“We sent the family illustrative photos giving them a step by step overview on how to make an account on the employment platforms and how to apply for jobs,” Kameron said.

“When the Individualised Pathway Plan “IPP” was introduced in AMES Australia, we recommended all members of the family meet the IPP Employment Broker to discuss their potential work pathways and what options are available for them to find a job based on their skills.

“The family was able to participate in the IPP program and later all members of the family had an opportunity to get employed on a casual basis in a food processing company and restaurant.

Sahar, Raghad and Abeer say they happy to have been able to find a job even though it was on a casual basis.

“This their first step and Sahar and her two daughters have said that they would like to keep developing their skills so they could be able to find ongoing and stable job so they could become more financially independent,” Kameron said.

AMES Australia has also supported Sahar and her family to settle in Australia by sourcing new long-term accommodation for them after they struggled with the process of leasing a new house, especially during the COVID-19 restrictions.

Kameron liaised with the AMES accommodation team until the family successfully sourced and moved to a new accommodation.

“We feel very settled and safe in Australia. We’ve been through a lot and we are happy to be in Australia, which is a great country,” Sahar said.

“Now our goal is to find proper employment to support ourselves,” she said.

Sahar’s two daughter are working part-time in a local cake factory. But the work is irregular and Sahar and her daughters are now being supported to find full-time work.

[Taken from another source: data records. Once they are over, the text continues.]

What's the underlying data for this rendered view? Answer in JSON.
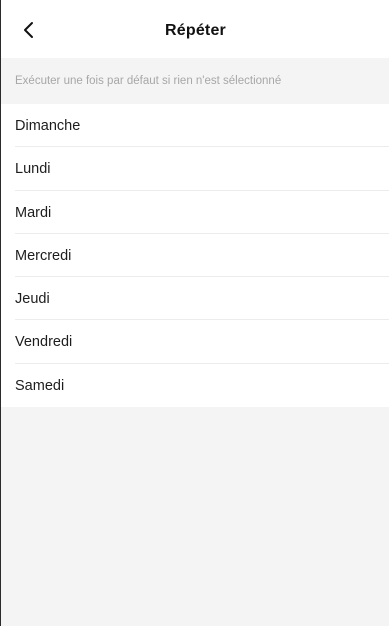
{
  "header": {
    "back_icon": "chevron-left-icon",
    "title": "Répéter"
  },
  "hint": {
    "text": "Exécuter une fois par défaut si rien n'est sélectionné"
  },
  "days": [
    {
      "label": "Dimanche"
    },
    {
      "label": "Lundi"
    },
    {
      "label": "Mardi"
    },
    {
      "label": "Mercredi"
    },
    {
      "label": "Jeudi"
    },
    {
      "label": "Vendredi"
    },
    {
      "label": "Samedi"
    }
  ],
  "colors": {
    "background": "#f4f4f4",
    "surface": "#ffffff",
    "text_primary": "#1d1d1d",
    "text_hint": "#a7a7a7",
    "divider": "#ececec"
  }
}
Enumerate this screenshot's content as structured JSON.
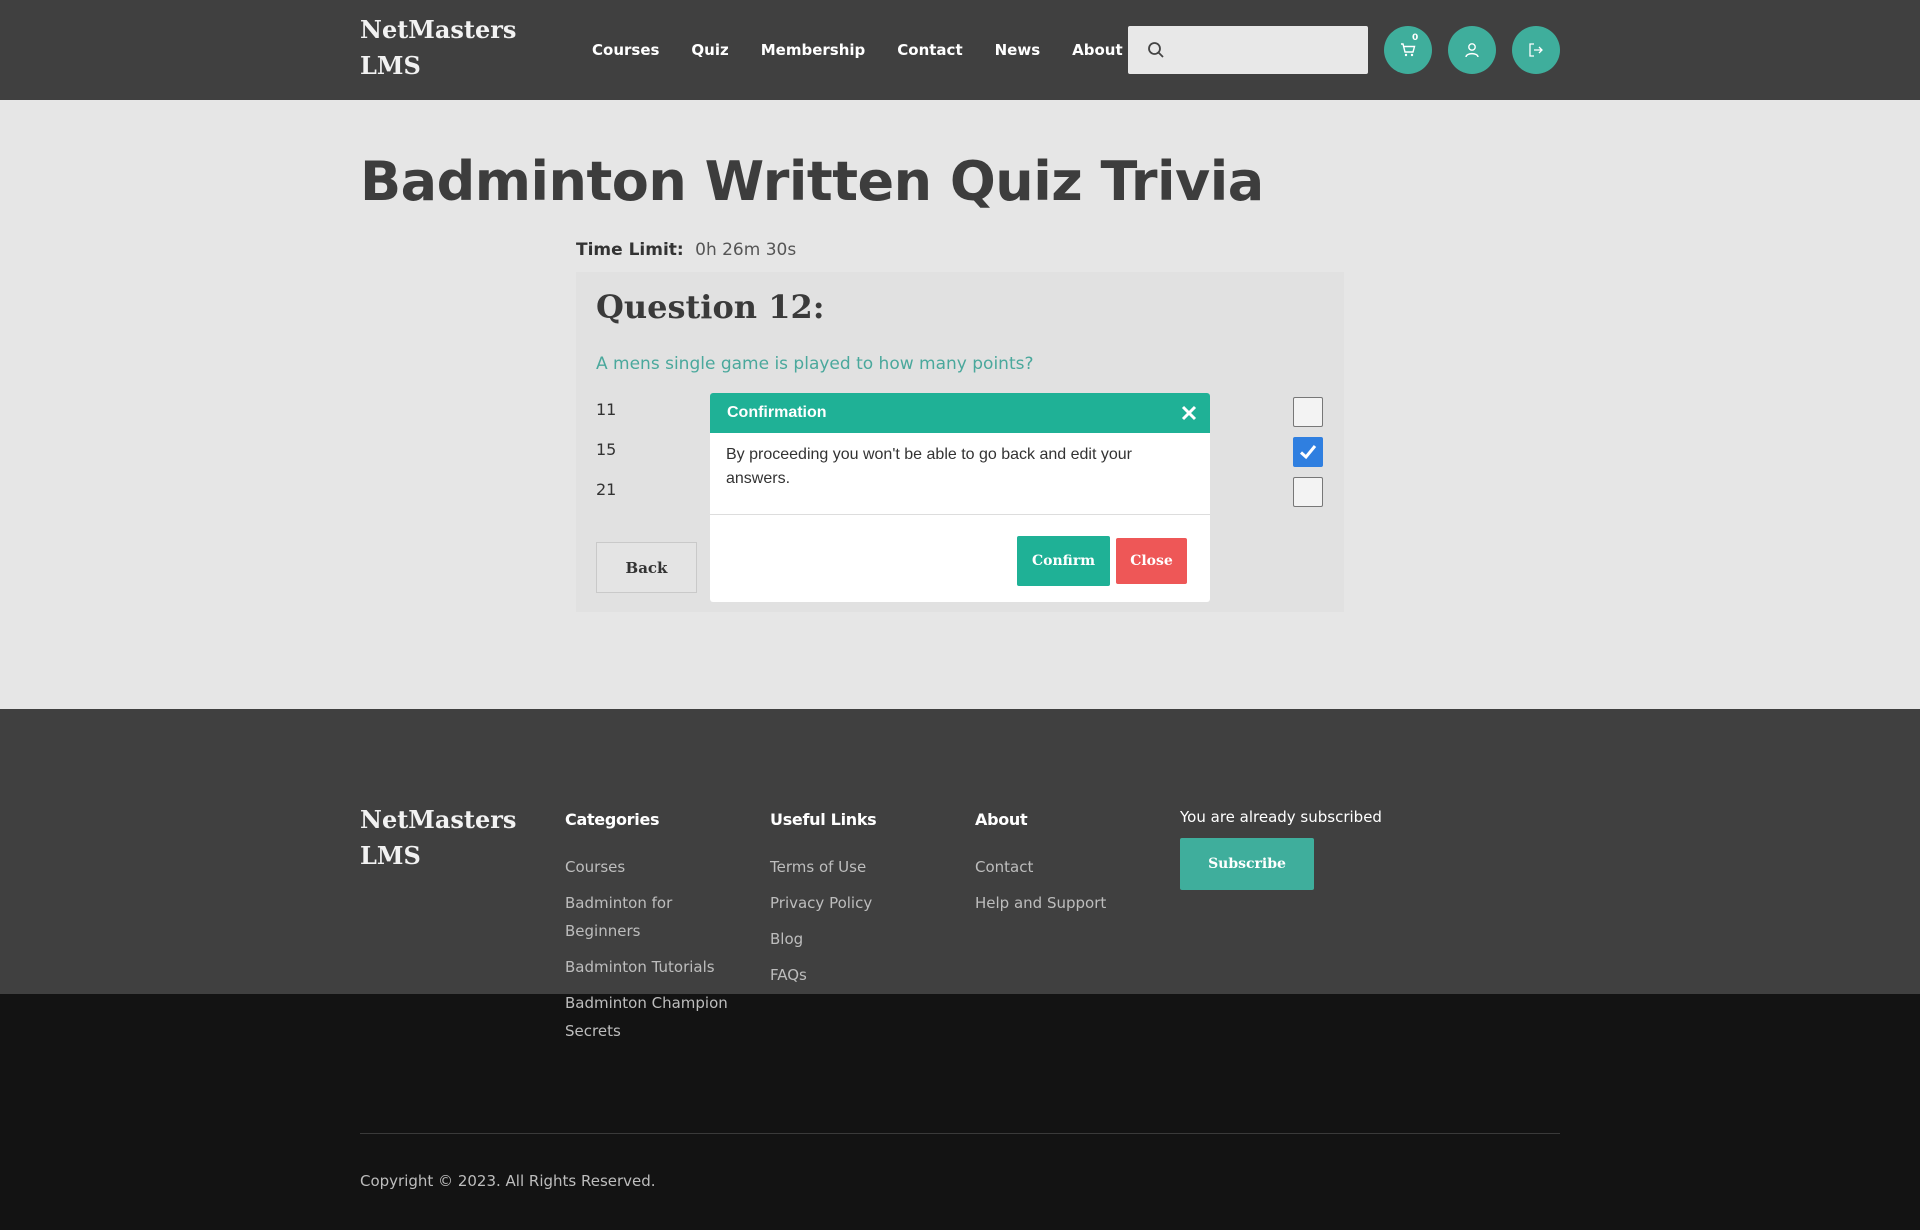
{
  "header": {
    "logo": "NetMasters LMS",
    "nav": [
      "Courses",
      "Quiz",
      "Membership",
      "Contact",
      "News",
      "About"
    ],
    "search": {
      "placeholder": ""
    },
    "cart_count": "0",
    "icons": [
      "search-icon",
      "cart-icon",
      "user-icon",
      "logout-icon",
      "chevron-down-icon"
    ]
  },
  "main": {
    "title": "Badminton Written Quiz Trivia",
    "time_limit_label": "Time Limit:",
    "time_limit_value": "0h 26m 30s",
    "question_title": "Question 12:",
    "question_text": "A mens single game is played to how many points?",
    "options": [
      {
        "label": "11",
        "checked": false
      },
      {
        "label": "15",
        "checked": true
      },
      {
        "label": "21",
        "checked": false
      }
    ],
    "back_label": "Back"
  },
  "modal": {
    "title": "Confirmation",
    "body": "By proceeding you won't be able to go back and edit your answers.",
    "confirm_label": "Confirm",
    "close_label": "Close"
  },
  "footer": {
    "logo": "NetMasters LMS",
    "categories": {
      "title": "Categories",
      "links": [
        "Courses",
        "Badminton for Beginners",
        "Badminton Tutorials",
        "Badminton Champion Secrets"
      ]
    },
    "useful_links": {
      "title": "Useful Links",
      "links": [
        "Terms of Use",
        "Privacy Policy",
        "Blog",
        "FAQs"
      ]
    },
    "about": {
      "title": "About",
      "links": [
        "Contact",
        "Help and Support"
      ]
    },
    "subscribe_text": "You are already subscribed",
    "subscribe_label": "Subscribe",
    "copyright": "Copyright © 2023. All Rights Reserved."
  },
  "colors": {
    "accent": "#3fae9c",
    "modal_accent": "#1fb196",
    "danger": "#ee5757",
    "checkbox": "#2f7fe0",
    "header_bg": "#404040"
  }
}
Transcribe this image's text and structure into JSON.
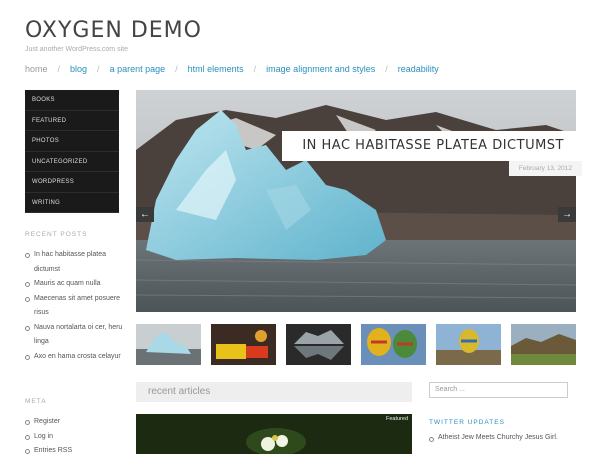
{
  "site": {
    "title": "OXYGEN DEMO",
    "description": "Just another WordPress.com site"
  },
  "nav": {
    "items": [
      "home",
      "blog",
      "a parent page",
      "html elements",
      "image alignment and styles",
      "readability"
    ],
    "separator": "/"
  },
  "categories": [
    "BOOKS",
    "FEATURED",
    "PHOTOS",
    "UNCATEGORIZED",
    "WORDPRESS",
    "WRITING"
  ],
  "recent_posts": {
    "title": "RECENT POSTS",
    "items": [
      "In hac habitasse platea dictumst",
      "Mauris ac quam nulla",
      "Maecenas sit amet posuere risus",
      "Nauva nortalarta oi cer, heru linga",
      "Axo en hama crosta celayur"
    ]
  },
  "meta": {
    "title": "META",
    "items": [
      "Register",
      "Log in",
      "Entries RSS"
    ]
  },
  "slider": {
    "caption_title": "IN HAC HABITASSE PLATEA DICTUMST",
    "caption_date": "February 13, 2012",
    "prev": "←",
    "next": "→"
  },
  "recent_articles": {
    "label": "recent articles",
    "featured_tag": "Featured"
  },
  "search": {
    "placeholder": "Search ..."
  },
  "twitter": {
    "title": "TWITTER UPDATES",
    "items": [
      "Atheist Jew Meets Churchy Jesus Girl."
    ]
  },
  "colors": {
    "accent": "#2a8fbd",
    "menu_bg": "#1a1a1a"
  }
}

“But we feel very confident and independent and we are looking forward to next phase of our new lives in Australia,” Sahar said.